Epistory - Typing Chronicles is an “atmospheric action/adventure game” from developer Fishing Cactus, available on Steam Early Access since September 30th. The game mechanics focus on two of my favorite things: typing long words as fast as possible and riding a giant fox. What more do you really need?
The basic premise of Epistory is that you’re a girl who’s lost her memory, and—again—you’re riding a giant fox. The forest is in danger, and it's the player's job to clean house by ridding of various patches of bramble and giant snakes. That was about as far as the narrative got in the time that I played, and there was no indication that it would get more elaborate than that, but possibilities abound in a title so early in development. Additional “chapters” of the game will be released over the course of its time in early access, leaving plenty of room for expansion through its 1Q16 release target.
Looks like Peter Piper decided to take a few days off, and all hell broke loose. Good job, Peter. Now five unfortunate souls have been thrust into the midst of one of the most brutal vermin infestations in Warhammer history!
That’s the premise of Vermintide: The End Times, developed by Fat Shark Games, and I couldn’t be happier.
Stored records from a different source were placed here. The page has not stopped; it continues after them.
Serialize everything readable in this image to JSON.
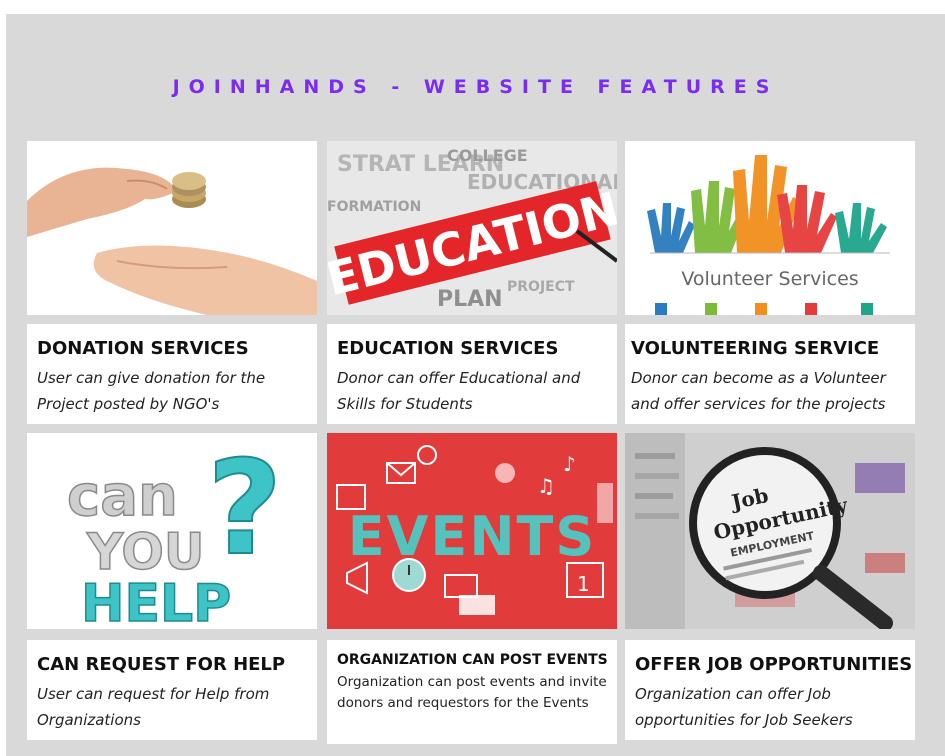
{
  "header": {
    "title": "JOINHANDS - WEBSITE FEATURES"
  },
  "features": [
    {
      "title": "DONATION SERVICES",
      "description": "User can give donation for the Project posted by NGO's",
      "image": "hand-coins-image"
    },
    {
      "title": "EDUCATION SERVICES",
      "description": "Donor can offer Educational and Skills for Students",
      "image": "education-word-image",
      "image_text": "EDUCATION"
    },
    {
      "title": "VOLUNTEERING SERVICE",
      "description": "Donor can become as a Volunteer and offer services for the  projects",
      "image": "raised-hands-image",
      "image_text": "Volunteer Services"
    },
    {
      "title": "CAN REQUEST FOR HELP",
      "description": "User can request for Help from Organizations",
      "image": "can-you-help-image",
      "image_text": [
        "can",
        "YOU",
        "HELP"
      ]
    },
    {
      "title": "ORGANIZATION CAN POST EVENTS",
      "description": "Organization can post events and invite donors and requestors for the Events",
      "image": "events-image",
      "image_text": "EVENTS"
    },
    {
      "title": "OFFER JOB OPPORTUNITIES",
      "description": "Organization can offer Job opportunities for Job Seekers",
      "image": "job-opportunity-image",
      "image_text": [
        "Job",
        "Opportunity",
        "EMPLOYMENT"
      ]
    }
  ],
  "colors": {
    "title": "#7c2cf0",
    "panel": "#d9d9d9",
    "events_red": "#e23b3b",
    "teal": "#3bb8b5"
  }
}
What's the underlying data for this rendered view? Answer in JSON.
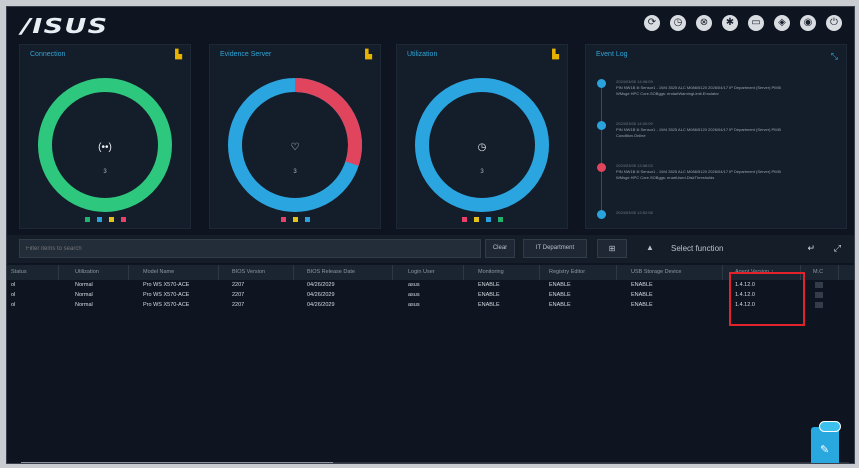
{
  "header": {
    "logo": "/ISUS",
    "icons": [
      "refresh-icon",
      "timer-icon",
      "network-icon",
      "settings-icon",
      "monitor-icon",
      "shield-icon",
      "camera-icon",
      "power-icon"
    ]
  },
  "cards": [
    {
      "title": "Connection",
      "center_icon": "(••)",
      "count": "3",
      "ring_color": "#2ec77e",
      "legend_colors": [
        "#21b36f",
        "#2aa3dc",
        "#e4c21c",
        "#e8406a"
      ]
    },
    {
      "title": "Evidence Server",
      "center_icon": "♡",
      "count": "3",
      "ring_color": "#2ba5df",
      "ring_alert_color": "#e0455d",
      "ring_alert_fraction": 0.3,
      "legend_colors": [
        "#e8406a",
        "#e4c21c",
        "#2aa3dc"
      ]
    },
    {
      "title": "Utilization",
      "center_icon": "◷",
      "count": "3",
      "ring_color": "#2ba5df",
      "legend_colors": [
        "#e8406a",
        "#e4c21c",
        "#2aa3dc",
        "#21b36f"
      ]
    }
  ],
  "event_log": {
    "title": "Event Log",
    "items": [
      {
        "time": "2024/03/05 14:08:09",
        "line1": "PIN NW1B Iii Sensor1 - 1W4 3525 ALC M086/5120 2026/04/17 IP Department (Server) PIM5",
        "line2": "WMsge HPC Core.SOBggs: endartWarningLimit.Emulator",
        "color": "#2aa3dc"
      },
      {
        "time": "2024/03/05 14:00:09",
        "line1": "PIN NW1B Iii Sensor1 - 1W4 3525 ALC M086/5120 2026/04/17 IP Department (Server) PIM5",
        "line2": "Condition.Online",
        "color": "#2aa3dc"
      },
      {
        "time": "2024/03/05 13:58:03",
        "line1": "PIN NW1B Iii Sensor1 - 1W4 3525 ALC M086/5120 2026/04/17 IP Department (Server) PIM5",
        "line2": "WMsge HPC Core.SOBggs: enartUsed.DiskThresholds",
        "color": "#e0455d"
      },
      {
        "time": "2024/03/05 13:52:08",
        "line1": "",
        "line2": "",
        "color": "#2aa3dc"
      }
    ]
  },
  "toolbar": {
    "filter_placeholder": "Filter items to search",
    "clear_label": "Clear",
    "group_label": "IT Department",
    "grid_icon": "grid-icon",
    "upload_icon": "upload-icon",
    "select_function": "Select function"
  },
  "table": {
    "columns": [
      "Status",
      "Utilization",
      "Model Name",
      "BIOS Version",
      "BIOS Release Date",
      "Login User",
      "Monitoring",
      "Registry Editor",
      "USB Storage Device",
      "Agent Version ↑",
      "M.C"
    ],
    "rows": [
      [
        "ol",
        "Normal",
        "Pro WS X570-ACE",
        "2207",
        "04/26/2029",
        "asus",
        "ENABLE",
        "ENABLE",
        "ENABLE",
        "1.4.12.0",
        ""
      ],
      [
        "ol",
        "Normal",
        "Pro WS X570-ACE",
        "2207",
        "04/26/2029",
        "asus",
        "ENABLE",
        "ENABLE",
        "ENABLE",
        "1.4.12.0",
        ""
      ],
      [
        "ol",
        "Normal",
        "Pro WS X570-ACE",
        "2207",
        "04/26/2029",
        "asus",
        "ENABLE",
        "ENABLE",
        "ENABLE",
        "1.4.12.0",
        ""
      ]
    ]
  },
  "chat": {
    "badge": "",
    "icon": "chat-icon"
  }
}
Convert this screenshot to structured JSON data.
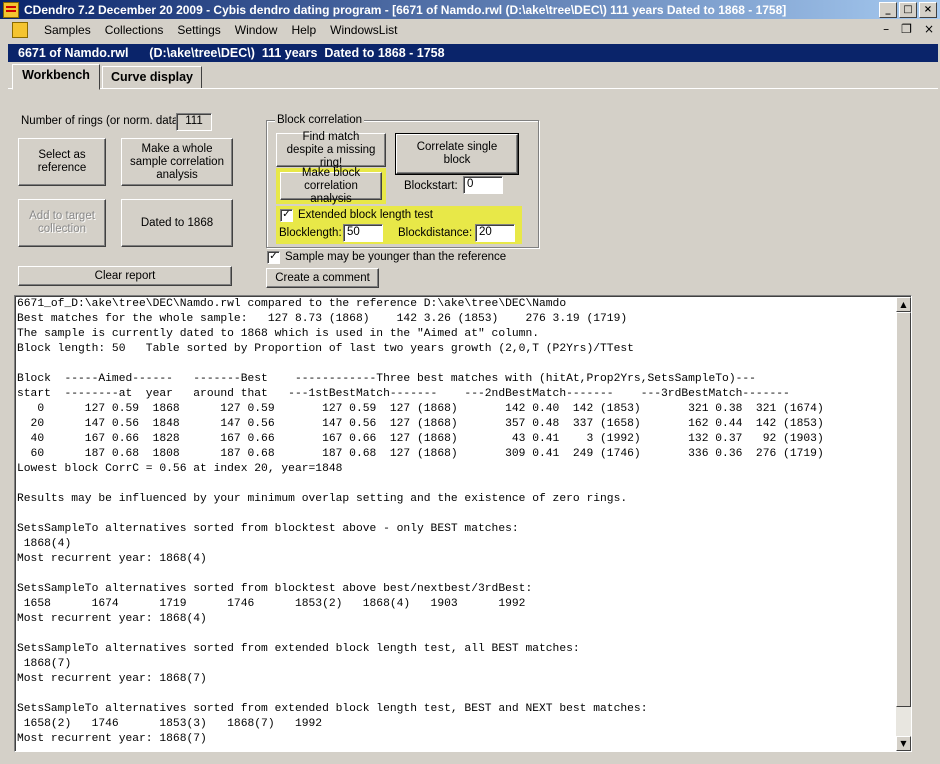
{
  "window": {
    "title": "CDendro 7.2  December 20 2009 - Cybis dendro dating program - [6671 of Namdo.rwl    (D:\\ake\\tree\\DEC\\)  111 years  Dated to 1868 - 1758]",
    "minimize": "_",
    "maximize": "□",
    "close": "×"
  },
  "menu": {
    "items": [
      "Samples",
      "Collections",
      "Settings",
      "Window",
      "Help",
      "WindowsList"
    ],
    "mdi_minimize": "–",
    "mdi_restore": "❐",
    "mdi_close": "×"
  },
  "child_title": "6671 of Namdo.rwl      (D:\\ake\\tree\\DEC\\)  111 years  Dated to 1868 - 1758",
  "tabs": [
    "Workbench",
    "Curve display"
  ],
  "workbench": {
    "rings_label": "Number of rings (or norm. data):",
    "rings_value": "111",
    "select_reference": "Select as reference",
    "whole_sample": "Make a whole sample correlation analysis",
    "add_target": "Add to target collection",
    "dated_to": "Dated to 1868",
    "clear_report": "Clear report",
    "create_comment": "Create a comment"
  },
  "block_correlation": {
    "group_label": "Block correlation",
    "find_match": "Find match despite a missing ring!",
    "make_block": "Make block correlation analysis",
    "correlate_single": "Correlate single block",
    "blockstart_label": "Blockstart:",
    "blockstart_value": "0",
    "extended_label": "Extended block length test",
    "extended_checked": "✓",
    "blocklength_label": "Blocklength:",
    "blocklength_value": "50",
    "blockdistance_label": "Blockdistance:",
    "blockdistance_value": "20",
    "younger_label": "Sample may be younger than the reference",
    "younger_checked": "✓"
  },
  "report_lines": [
    "6671_of_D:\\ake\\tree\\DEC\\Namdo.rwl compared to the reference D:\\ake\\tree\\DEC\\Namdo",
    "Best matches for the whole sample:   127 8.73 (1868)    142 3.26 (1853)    276 3.19 (1719)",
    "The sample is currently dated to 1868 which is used in the \"Aimed at\" column.",
    "Block length: 50   Table sorted by Proportion of last two years growth (2,0,T (P2Yrs)/TTest",
    "",
    "Block  -----Aimed------   -------Best    ------------Three best matches with (hitAt,Prop2Yrs,SetsSampleTo)---",
    "start  --------at  year   around that   ---1stBestMatch-------    ---2ndBestMatch-------    ---3rdBestMatch-------",
    "   0      127 0.59  1868      127 0.59       127 0.59  127 (1868)       142 0.40  142 (1853)       321 0.38  321 (1674)",
    "  20      147 0.56  1848      147 0.56       147 0.56  127 (1868)       357 0.48  337 (1658)       162 0.44  142 (1853)",
    "  40      167 0.66  1828      167 0.66       167 0.66  127 (1868)        43 0.41    3 (1992)       132 0.37   92 (1903)",
    "  60      187 0.68  1808      187 0.68       187 0.68  127 (1868)       309 0.41  249 (1746)       336 0.36  276 (1719)",
    "Lowest block CorrC = 0.56 at index 20, year=1848",
    "",
    "Results may be influenced by your minimum overlap setting and the existence of zero rings.",
    "",
    "SetsSampleTo alternatives sorted from blocktest above - only BEST matches:",
    " 1868(4)",
    "Most recurrent year: 1868(4)",
    "",
    "SetsSampleTo alternatives sorted from blocktest above best/nextbest/3rdBest:",
    " 1658      1674      1719      1746      1853(2)   1868(4)   1903      1992",
    "Most recurrent year: 1868(4)",
    "",
    "SetsSampleTo alternatives sorted from extended block length test, all BEST matches:",
    " 1868(7)",
    "Most recurrent year: 1868(7)",
    "",
    "SetsSampleTo alternatives sorted from extended block length test, BEST and NEXT best matches:",
    " 1658(2)   1746      1853(3)   1868(7)   1992",
    "Most recurrent year: 1868(7)"
  ],
  "scroll": {
    "up": "▲",
    "down": "▼"
  },
  "colors": {
    "titlebar": "#0a246a",
    "highlight": "#e8e848",
    "face": "#d4d0c8"
  }
}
It’s important to note that I am a little biased (a necessity of good game reviews), as I am a huge Warhammer and Warhammer 40k fan, but Vermintide is everything I could have asked for in a co-op survival thriller. From the very instant the game is loaded, I was filled with a sense of dread – every piece fits together to give the player a desperate, horror-filled experience without relying on cliché jump scares or a false sense of foreboding.
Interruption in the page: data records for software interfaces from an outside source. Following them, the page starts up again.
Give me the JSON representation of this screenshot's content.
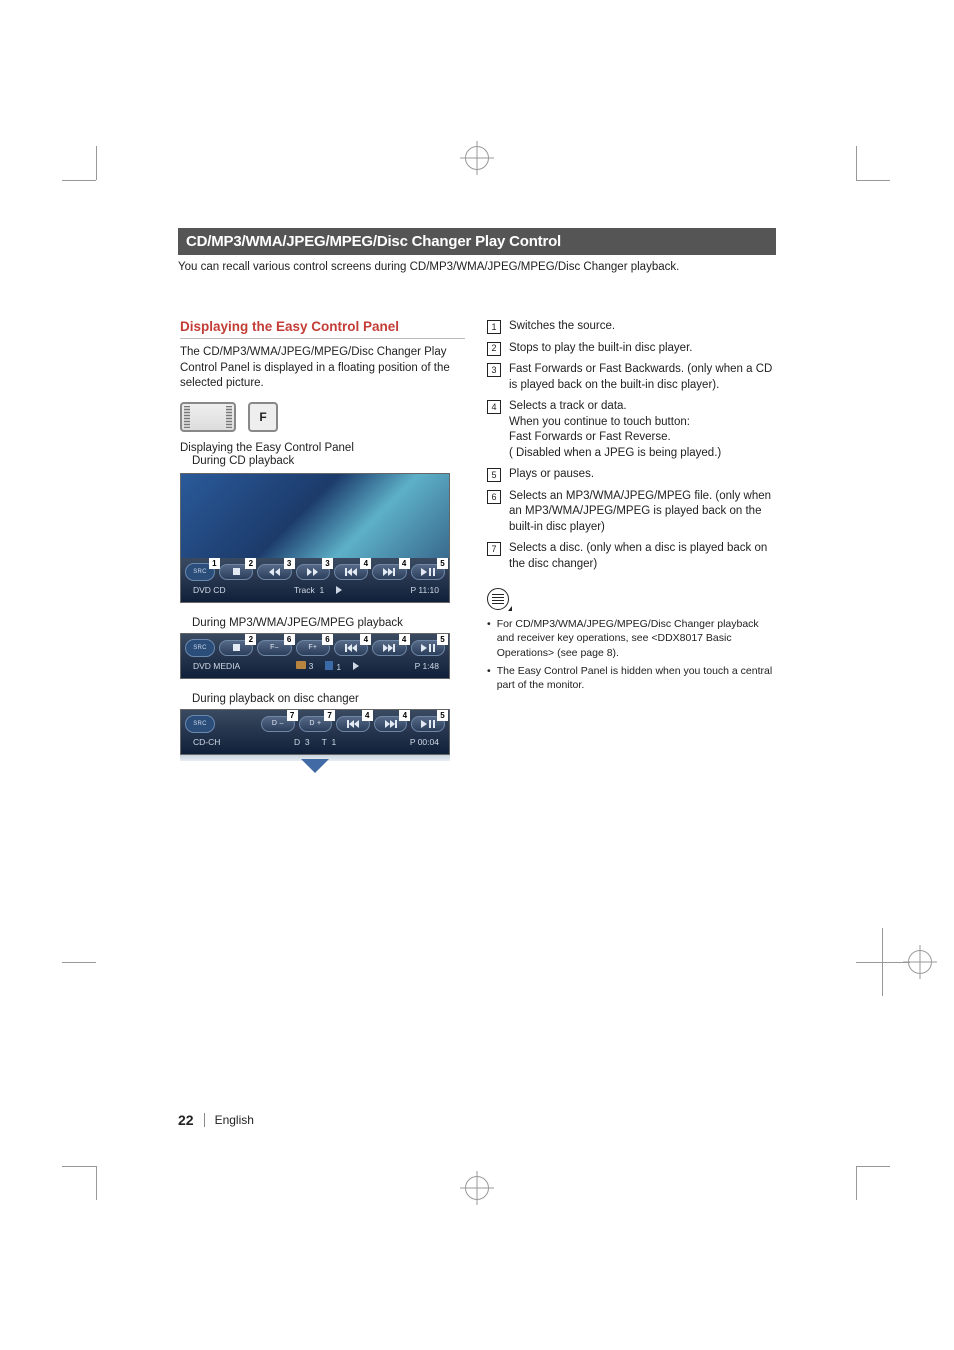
{
  "header": {
    "title": "CD/MP3/WMA/JPEG/MPEG/Disc Changer Play Control"
  },
  "intro": "You can recall various control screens during CD/MP3/WMA/JPEG/MPEG/Disc Changer playback.",
  "left": {
    "heading": "Displaying the Easy Control Panel",
    "paragraph": "The CD/MP3/WMA/JPEG/MPEG/Disc Changer Play Control Panel is displayed in a floating position of the selected picture.",
    "fnc_label": "F",
    "section_label_1": "Displaying the Easy Control Panel",
    "section_label_1b": "During CD playback",
    "section_label_2": "During MP3/WMA/JPEG/MPEG playback",
    "section_label_3": "During playback on disc changer",
    "panels": {
      "src_label": "SRC",
      "cd": {
        "source": "DVD CD",
        "track_label": "Track",
        "track_num": "1",
        "time": "P 11:10",
        "callouts": {
          "src": "1",
          "stop": "2",
          "rew": "3",
          "fwd": "3",
          "prev": "4",
          "next": "4",
          "play": "5"
        }
      },
      "mp3": {
        "source": "DVD MEDIA",
        "folder": "3",
        "file": "1",
        "time": "P 1:48",
        "callouts": {
          "stop": "2",
          "fminus": "6",
          "fplus": "6",
          "prev": "4",
          "next": "4",
          "play": "5"
        }
      },
      "changer": {
        "source": "CD-CH",
        "disc_label": "D",
        "disc": "3",
        "track_label": "T",
        "track": "1",
        "time": "P 00:04",
        "callouts": {
          "dminus": "7",
          "dplus": "7",
          "prev": "4",
          "next": "4",
          "play": "5"
        }
      }
    }
  },
  "right": {
    "items": [
      {
        "n": "1",
        "text": "Switches the source."
      },
      {
        "n": "2",
        "text": "Stops to play the built-in disc player."
      },
      {
        "n": "3",
        "text": "Fast Forwards or Fast Backwards. (only when a CD is played back on the built-in disc player)."
      },
      {
        "n": "4",
        "text": "Selects a track or data.\nWhen you continue to touch button:\nFast Forwards or Fast Reverse.\n( Disabled when a JPEG is being played.)"
      },
      {
        "n": "5",
        "text": "Plays or pauses."
      },
      {
        "n": "6",
        "text": "Selects an MP3/WMA/JPEG/MPEG file. (only when an MP3/WMA/JPEG/MPEG is played back on the built-in disc player)"
      },
      {
        "n": "7",
        "text": "Selects a disc. (only when a disc is played back on the disc changer)"
      }
    ],
    "notes": [
      "For CD/MP3/WMA/JPEG/MPEG/Disc Changer playback and receiver key operations, see <DDX8017 Basic Operations> (see page 8).",
      "The Easy Control Panel is hidden when you touch a central part of the monitor."
    ]
  },
  "footer": {
    "page": "22",
    "lang": "English"
  },
  "chart_data": {
    "type": "table",
    "title": "Easy Control Panel status examples",
    "rows": [
      {
        "mode": "DVD CD",
        "field1_label": "Track",
        "field1": 1,
        "field2_label": "",
        "field2": null,
        "time": "P 11:10"
      },
      {
        "mode": "DVD MEDIA",
        "field1_label": "Folder",
        "field1": 3,
        "field2_label": "File",
        "field2": 1,
        "time": "P 1:48"
      },
      {
        "mode": "CD-CH",
        "field1_label": "D",
        "field1": 3,
        "field2_label": "T",
        "field2": 1,
        "time": "P 00:04"
      }
    ],
    "callout_legend": {
      "1": "Switches the source.",
      "2": "Stops to play the built-in disc player.",
      "3": "Fast Forwards or Fast Backwards (CD on built-in player).",
      "4": "Selects a track or data; hold = Fast Forward/Reverse; disabled for JPEG.",
      "5": "Plays or pauses.",
      "6": "Selects an MP3/WMA/JPEG/MPEG file (built-in player).",
      "7": "Selects a disc (disc changer)."
    }
  }
}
I've never understood why sports fans yell at the TV during a match – or, at least, I didn't until the eSports revolution. If that hadn't taught me the origin of this fruitless endeavor, Blood Bowl certainly would have. Few games can induce the rage-quitting fury exhibited by Blood Bowl 2 online players.
But that's OK. That's part of the game's charm, in the same way that it's part of FIFA's charm. Or, err, “charm.”
It's been five years since I've looked at Blood Bowl on the PC. The second iteration doesn't change the core ruleset – a game adapted from a tabletop predecessor in the Warhammer universe – but sees a number of changes made to the multiplayer and league support.
Undertale by Toby Fox is a genuinely creative and enjoyable RPG. Unreal Engine, CryEngine, Unity, RPGMaker (and, in this case, GameMaker) have made it much easier for indie developers to create games, but at the same time, much harder for them to stand out from the crowd. Undertale has no problems with that, however.
The basic backstory is explained thoroughly in the intro and on the website, but here's a quick recap: Undertale takes place in a world of two races – humans and "monsters" (a lot of them are pretty cute). At some point, the two fought a war that was easily won by the humans -- but now the year is 201X, and monsters have been sealed deep under Mount Ebott for ages. For some reason, you decide to climb the mountain and fall into the mouth of a deep cavern (to start your tale. Under it).
Windward ($15) is Tasharen Entertainment’s ode to Sid Meier’s Pirates!, inspired following a Meier GDC panel encouraging developers to reuse the elements of a game that they liked; Tasharen did just that.
Windward’s RPG, MMO, and real-time strategy elements are all wrapped-up in the knots of a sailing game. Players sail the seas of a randomly-generated map, controlling a single, upgradeable ship from an overhead view.